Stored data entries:
((

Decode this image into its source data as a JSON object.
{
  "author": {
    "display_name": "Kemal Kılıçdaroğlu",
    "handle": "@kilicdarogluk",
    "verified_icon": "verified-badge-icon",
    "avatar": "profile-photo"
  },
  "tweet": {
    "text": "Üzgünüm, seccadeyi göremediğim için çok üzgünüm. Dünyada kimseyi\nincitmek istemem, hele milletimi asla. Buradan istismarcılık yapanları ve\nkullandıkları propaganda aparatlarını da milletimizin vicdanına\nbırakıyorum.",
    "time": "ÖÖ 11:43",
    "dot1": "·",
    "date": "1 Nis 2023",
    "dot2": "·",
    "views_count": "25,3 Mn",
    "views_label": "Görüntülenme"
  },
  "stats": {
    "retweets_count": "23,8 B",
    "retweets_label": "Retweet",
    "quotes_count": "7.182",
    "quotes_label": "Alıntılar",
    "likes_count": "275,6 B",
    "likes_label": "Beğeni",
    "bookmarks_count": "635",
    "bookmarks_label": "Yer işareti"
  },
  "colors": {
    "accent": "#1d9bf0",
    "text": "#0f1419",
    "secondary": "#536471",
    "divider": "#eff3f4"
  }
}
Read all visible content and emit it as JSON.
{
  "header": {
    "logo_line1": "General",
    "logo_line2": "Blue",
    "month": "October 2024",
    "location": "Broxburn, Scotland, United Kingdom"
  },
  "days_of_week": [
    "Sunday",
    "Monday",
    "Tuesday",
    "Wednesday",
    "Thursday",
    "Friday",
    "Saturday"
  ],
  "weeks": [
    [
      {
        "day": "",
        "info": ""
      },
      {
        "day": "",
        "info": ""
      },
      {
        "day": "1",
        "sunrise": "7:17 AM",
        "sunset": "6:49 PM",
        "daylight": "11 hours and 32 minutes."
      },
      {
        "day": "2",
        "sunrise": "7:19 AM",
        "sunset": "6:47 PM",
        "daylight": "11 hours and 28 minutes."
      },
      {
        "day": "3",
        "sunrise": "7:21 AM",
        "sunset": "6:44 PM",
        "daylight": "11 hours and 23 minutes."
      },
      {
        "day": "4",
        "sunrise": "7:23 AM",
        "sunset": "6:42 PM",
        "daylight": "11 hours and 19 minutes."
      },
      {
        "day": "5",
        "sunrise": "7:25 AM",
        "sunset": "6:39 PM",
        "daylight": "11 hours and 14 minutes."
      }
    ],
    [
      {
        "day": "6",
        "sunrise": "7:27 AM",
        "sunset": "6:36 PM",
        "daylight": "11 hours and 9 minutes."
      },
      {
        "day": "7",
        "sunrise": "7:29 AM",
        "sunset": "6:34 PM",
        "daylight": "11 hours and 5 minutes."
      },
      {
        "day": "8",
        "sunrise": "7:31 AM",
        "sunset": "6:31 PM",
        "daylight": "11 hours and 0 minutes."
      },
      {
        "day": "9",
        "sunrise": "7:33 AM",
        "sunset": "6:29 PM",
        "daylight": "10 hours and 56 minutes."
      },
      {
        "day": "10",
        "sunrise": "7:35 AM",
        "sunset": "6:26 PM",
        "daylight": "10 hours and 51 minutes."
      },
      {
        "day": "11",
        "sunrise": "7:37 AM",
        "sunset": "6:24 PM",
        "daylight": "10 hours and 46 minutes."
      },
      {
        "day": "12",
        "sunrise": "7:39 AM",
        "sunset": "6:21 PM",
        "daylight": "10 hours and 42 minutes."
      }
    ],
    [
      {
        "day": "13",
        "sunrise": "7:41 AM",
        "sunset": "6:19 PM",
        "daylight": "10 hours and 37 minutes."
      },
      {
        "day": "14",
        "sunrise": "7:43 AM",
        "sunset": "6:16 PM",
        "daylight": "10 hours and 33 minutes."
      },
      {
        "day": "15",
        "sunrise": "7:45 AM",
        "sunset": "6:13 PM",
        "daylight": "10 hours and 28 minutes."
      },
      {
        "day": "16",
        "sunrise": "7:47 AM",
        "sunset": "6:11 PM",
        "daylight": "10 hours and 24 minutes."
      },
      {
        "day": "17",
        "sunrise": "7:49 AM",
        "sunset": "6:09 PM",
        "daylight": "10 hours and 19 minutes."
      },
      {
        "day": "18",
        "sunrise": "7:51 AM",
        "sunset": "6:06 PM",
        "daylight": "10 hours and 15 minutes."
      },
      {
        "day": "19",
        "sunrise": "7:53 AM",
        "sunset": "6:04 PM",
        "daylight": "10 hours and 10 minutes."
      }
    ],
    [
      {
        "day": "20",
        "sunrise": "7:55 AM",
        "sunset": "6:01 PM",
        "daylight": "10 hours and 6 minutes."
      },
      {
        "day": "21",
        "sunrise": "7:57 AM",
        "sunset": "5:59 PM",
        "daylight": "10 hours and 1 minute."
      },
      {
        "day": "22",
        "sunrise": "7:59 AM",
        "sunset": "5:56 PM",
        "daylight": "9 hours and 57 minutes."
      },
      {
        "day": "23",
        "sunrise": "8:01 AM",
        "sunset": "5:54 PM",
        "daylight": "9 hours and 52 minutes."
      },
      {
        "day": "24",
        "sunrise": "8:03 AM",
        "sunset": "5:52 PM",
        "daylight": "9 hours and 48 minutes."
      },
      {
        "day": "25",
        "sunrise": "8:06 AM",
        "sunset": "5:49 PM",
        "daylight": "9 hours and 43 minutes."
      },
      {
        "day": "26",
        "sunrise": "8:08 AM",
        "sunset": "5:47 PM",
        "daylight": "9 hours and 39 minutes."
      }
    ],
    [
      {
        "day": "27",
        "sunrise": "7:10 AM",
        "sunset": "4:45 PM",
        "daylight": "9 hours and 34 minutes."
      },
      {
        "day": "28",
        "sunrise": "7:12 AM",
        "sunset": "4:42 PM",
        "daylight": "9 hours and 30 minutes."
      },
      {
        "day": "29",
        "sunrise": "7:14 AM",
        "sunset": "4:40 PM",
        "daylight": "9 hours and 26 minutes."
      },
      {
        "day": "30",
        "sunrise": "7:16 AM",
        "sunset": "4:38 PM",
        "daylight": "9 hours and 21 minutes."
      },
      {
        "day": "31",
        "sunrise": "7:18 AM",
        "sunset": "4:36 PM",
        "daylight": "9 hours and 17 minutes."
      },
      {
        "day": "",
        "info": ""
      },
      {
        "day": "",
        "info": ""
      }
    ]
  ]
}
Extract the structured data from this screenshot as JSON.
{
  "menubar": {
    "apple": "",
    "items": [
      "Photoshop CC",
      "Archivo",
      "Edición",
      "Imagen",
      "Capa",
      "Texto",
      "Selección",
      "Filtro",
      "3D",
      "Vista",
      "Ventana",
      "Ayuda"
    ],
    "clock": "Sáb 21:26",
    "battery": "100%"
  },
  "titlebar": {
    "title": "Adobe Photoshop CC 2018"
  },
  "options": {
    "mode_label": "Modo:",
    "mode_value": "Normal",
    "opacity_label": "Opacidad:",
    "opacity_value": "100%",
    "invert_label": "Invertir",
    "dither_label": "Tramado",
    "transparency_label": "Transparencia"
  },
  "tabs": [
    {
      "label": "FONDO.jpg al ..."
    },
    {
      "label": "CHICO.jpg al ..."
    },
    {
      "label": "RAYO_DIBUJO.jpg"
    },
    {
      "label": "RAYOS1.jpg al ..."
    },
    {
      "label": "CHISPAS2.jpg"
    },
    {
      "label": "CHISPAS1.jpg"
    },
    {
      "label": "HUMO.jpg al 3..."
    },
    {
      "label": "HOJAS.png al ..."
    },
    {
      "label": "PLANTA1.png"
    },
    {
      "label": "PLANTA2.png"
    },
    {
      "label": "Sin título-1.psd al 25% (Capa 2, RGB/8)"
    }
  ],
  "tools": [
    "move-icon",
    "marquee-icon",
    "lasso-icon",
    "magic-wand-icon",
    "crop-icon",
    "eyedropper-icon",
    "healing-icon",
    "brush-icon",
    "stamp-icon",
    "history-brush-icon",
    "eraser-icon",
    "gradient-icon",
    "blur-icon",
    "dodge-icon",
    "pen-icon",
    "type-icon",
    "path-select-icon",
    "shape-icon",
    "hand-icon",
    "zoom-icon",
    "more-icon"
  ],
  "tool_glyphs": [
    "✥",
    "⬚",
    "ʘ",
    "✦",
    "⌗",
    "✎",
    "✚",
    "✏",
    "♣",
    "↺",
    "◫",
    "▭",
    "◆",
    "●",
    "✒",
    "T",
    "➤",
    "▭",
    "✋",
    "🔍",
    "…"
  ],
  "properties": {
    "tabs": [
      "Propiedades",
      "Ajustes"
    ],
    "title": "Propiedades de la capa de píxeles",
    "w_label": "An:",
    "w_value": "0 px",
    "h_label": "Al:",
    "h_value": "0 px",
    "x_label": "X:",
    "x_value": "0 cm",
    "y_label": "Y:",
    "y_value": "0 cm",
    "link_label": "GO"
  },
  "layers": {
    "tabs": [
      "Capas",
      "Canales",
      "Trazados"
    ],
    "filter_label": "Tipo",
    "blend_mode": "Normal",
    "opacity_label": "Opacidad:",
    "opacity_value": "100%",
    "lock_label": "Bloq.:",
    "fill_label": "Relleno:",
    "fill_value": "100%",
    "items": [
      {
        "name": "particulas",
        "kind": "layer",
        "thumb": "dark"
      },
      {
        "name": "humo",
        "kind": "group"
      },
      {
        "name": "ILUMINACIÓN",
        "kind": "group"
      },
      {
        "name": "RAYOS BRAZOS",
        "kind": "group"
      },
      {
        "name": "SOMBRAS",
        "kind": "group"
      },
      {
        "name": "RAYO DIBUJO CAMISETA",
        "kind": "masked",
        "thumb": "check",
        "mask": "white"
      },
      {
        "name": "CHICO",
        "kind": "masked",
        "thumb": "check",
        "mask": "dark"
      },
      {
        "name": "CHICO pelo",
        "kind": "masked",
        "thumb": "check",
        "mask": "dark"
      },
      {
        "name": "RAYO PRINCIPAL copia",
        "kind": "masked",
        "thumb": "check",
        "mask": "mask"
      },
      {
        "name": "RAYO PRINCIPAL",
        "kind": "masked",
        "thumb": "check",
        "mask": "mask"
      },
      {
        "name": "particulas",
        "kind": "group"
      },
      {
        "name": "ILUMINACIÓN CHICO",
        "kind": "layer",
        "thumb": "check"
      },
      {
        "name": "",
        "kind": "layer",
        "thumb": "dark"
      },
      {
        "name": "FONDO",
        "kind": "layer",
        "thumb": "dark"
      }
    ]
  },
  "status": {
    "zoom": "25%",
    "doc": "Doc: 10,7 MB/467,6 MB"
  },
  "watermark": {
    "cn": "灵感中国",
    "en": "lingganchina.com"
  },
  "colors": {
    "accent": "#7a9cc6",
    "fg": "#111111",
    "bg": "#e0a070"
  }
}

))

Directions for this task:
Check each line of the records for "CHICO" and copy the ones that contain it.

Response box:
      "label": "CHICO.jpg al ..."
        "name": "CHICO",
        "name": "CHICO pelo",
        "name": "ILUMINACIÓN CHICO",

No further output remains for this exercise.